Note each line of the listing that contains the string "webp", and copy it.

= Beginning of Section =

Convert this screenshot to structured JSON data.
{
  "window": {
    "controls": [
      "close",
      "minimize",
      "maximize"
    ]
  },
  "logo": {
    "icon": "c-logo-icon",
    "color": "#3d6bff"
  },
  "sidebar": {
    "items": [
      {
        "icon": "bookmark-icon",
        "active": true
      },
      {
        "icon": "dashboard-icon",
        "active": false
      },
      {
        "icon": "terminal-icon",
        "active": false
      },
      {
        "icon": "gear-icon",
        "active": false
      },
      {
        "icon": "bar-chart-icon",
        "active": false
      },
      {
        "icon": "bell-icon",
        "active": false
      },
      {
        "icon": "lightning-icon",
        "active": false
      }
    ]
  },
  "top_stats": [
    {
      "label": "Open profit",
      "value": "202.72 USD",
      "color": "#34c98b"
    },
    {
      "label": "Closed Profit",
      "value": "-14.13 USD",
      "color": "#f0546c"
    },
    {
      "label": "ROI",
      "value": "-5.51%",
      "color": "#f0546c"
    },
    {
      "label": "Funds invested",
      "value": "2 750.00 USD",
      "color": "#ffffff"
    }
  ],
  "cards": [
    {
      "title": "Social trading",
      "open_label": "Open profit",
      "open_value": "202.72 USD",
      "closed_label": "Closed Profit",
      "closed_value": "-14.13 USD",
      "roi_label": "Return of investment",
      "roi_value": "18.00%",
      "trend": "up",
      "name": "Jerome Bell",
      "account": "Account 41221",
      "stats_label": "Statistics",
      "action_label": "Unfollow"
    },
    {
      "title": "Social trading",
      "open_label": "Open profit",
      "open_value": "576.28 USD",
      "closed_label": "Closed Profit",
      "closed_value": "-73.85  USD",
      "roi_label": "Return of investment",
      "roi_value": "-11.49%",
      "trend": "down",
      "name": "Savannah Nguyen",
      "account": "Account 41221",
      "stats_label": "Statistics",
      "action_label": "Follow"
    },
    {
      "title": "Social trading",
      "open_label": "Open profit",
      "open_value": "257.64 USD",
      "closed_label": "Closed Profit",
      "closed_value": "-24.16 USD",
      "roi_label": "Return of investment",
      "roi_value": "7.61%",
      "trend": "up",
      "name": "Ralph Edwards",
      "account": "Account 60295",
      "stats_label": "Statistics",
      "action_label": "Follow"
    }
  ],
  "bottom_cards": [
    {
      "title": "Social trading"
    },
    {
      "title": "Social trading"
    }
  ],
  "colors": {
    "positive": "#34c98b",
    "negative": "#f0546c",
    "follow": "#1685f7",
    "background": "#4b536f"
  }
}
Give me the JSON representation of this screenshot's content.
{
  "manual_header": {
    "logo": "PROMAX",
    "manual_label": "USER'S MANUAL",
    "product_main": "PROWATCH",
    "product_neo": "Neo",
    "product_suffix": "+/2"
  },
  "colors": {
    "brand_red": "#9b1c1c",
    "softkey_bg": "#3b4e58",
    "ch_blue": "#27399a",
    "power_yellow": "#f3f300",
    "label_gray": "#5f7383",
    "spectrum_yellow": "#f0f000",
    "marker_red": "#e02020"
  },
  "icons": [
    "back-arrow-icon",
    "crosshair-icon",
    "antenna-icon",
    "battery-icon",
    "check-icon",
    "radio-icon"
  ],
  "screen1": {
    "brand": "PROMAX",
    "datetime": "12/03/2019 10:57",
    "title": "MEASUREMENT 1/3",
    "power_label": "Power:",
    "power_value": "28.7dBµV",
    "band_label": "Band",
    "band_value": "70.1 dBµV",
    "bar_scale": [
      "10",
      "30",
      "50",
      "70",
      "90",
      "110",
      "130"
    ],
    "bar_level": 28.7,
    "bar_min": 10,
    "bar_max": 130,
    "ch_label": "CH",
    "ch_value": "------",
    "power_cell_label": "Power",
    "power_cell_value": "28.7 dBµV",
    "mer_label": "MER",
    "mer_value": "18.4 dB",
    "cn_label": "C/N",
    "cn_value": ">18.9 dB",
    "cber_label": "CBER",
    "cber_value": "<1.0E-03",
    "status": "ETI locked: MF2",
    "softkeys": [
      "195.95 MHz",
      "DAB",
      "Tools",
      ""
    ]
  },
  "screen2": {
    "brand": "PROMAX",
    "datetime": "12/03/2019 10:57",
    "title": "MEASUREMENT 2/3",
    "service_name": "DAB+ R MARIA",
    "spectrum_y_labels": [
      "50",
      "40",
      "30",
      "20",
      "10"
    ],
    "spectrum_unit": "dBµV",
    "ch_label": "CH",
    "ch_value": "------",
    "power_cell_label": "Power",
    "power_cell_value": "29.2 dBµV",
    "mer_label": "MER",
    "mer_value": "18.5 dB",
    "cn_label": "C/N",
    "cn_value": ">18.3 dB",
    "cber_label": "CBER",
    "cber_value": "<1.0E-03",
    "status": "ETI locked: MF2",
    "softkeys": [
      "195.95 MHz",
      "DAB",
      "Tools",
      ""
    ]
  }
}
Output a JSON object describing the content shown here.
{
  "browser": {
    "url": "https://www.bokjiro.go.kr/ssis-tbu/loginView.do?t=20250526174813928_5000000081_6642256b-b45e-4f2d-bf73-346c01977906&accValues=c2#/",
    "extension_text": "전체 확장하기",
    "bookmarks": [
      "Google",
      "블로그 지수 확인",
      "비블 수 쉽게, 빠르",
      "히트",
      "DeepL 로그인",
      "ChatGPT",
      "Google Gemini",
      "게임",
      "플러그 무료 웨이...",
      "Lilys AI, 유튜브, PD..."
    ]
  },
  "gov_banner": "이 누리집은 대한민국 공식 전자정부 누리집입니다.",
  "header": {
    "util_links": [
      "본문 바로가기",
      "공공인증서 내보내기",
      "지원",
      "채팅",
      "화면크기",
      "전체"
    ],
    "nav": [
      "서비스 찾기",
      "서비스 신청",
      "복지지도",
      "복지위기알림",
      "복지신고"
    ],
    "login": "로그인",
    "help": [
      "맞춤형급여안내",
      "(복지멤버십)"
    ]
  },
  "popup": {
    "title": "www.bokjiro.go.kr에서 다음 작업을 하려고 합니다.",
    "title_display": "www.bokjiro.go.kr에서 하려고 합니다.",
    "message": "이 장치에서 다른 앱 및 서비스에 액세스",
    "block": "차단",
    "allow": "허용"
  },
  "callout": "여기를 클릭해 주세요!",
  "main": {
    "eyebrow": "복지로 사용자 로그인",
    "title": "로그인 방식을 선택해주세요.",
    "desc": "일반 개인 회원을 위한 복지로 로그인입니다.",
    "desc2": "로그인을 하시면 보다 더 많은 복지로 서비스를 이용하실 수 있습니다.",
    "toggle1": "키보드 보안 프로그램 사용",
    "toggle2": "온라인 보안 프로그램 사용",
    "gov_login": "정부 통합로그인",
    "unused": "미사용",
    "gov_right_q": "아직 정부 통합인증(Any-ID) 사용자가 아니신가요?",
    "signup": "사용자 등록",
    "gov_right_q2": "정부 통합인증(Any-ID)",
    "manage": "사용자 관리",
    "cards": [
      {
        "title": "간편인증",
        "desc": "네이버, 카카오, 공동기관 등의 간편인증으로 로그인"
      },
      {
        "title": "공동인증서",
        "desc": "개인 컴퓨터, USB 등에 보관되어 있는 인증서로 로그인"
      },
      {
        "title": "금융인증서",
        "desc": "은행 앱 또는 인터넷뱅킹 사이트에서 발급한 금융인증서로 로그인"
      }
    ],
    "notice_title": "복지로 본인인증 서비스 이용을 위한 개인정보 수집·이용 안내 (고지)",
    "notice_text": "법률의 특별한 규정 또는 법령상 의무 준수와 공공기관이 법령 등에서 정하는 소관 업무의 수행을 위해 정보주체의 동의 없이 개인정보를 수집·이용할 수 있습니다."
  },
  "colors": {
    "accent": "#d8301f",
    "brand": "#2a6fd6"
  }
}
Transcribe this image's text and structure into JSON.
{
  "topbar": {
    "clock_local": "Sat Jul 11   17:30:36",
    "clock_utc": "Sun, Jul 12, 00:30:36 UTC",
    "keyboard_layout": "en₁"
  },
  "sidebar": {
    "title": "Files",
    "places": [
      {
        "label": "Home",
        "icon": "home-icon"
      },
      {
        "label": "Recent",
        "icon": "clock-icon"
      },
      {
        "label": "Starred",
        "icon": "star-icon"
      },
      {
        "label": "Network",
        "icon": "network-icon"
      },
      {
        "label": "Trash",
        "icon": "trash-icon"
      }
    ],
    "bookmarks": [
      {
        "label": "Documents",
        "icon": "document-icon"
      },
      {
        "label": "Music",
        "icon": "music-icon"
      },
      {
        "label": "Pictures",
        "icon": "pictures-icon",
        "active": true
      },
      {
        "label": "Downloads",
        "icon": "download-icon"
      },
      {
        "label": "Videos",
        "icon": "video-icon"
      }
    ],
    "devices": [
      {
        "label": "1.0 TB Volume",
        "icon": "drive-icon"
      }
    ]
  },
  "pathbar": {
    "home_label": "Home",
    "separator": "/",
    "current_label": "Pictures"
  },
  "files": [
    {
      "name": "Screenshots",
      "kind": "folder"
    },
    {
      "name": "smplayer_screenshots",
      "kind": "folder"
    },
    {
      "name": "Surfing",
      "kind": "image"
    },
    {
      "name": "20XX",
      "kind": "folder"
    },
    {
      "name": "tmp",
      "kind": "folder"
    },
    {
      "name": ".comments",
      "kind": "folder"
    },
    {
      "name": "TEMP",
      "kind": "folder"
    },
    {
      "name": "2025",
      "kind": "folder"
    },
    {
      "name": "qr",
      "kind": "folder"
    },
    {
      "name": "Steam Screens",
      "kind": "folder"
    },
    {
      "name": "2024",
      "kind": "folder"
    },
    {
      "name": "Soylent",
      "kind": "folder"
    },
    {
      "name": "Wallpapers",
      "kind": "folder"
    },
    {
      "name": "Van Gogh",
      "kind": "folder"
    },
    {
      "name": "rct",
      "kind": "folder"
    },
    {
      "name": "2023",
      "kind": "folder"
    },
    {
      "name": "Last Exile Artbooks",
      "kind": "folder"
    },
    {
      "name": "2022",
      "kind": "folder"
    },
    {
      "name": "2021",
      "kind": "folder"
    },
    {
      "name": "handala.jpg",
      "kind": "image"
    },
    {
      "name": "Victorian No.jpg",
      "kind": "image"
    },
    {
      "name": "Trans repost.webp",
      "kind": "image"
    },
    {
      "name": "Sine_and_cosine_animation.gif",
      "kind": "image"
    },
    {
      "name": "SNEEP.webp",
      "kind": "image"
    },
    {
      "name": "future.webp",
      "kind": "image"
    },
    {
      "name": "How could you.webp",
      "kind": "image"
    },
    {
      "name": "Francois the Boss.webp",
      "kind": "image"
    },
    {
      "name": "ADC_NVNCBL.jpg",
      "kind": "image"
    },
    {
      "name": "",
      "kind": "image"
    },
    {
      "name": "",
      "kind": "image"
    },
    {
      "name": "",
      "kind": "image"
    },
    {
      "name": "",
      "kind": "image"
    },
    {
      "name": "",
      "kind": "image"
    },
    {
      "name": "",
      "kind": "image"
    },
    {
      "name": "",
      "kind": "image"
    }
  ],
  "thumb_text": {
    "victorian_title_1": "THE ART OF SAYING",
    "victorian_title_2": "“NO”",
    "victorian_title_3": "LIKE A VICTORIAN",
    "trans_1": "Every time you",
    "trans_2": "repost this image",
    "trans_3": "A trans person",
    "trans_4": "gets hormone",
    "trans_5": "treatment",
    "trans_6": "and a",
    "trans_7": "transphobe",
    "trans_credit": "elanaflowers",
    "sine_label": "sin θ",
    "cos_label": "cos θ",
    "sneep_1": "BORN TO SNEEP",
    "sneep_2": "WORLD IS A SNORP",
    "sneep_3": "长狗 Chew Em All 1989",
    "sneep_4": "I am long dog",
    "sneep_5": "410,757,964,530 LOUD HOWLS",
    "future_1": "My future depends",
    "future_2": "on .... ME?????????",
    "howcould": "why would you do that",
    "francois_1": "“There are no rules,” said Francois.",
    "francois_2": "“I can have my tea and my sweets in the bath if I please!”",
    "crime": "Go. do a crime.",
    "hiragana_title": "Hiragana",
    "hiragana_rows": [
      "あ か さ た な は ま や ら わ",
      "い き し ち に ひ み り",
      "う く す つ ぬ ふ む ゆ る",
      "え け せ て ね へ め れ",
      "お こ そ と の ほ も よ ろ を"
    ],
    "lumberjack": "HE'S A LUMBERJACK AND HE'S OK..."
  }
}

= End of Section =

**Result below**:
      "name": "Trans repost.webp",
      "name": "SNEEP.webp",
      "name": "future.webp",
      "name": "How could you.webp",
      "name": "Francois the Boss.webp",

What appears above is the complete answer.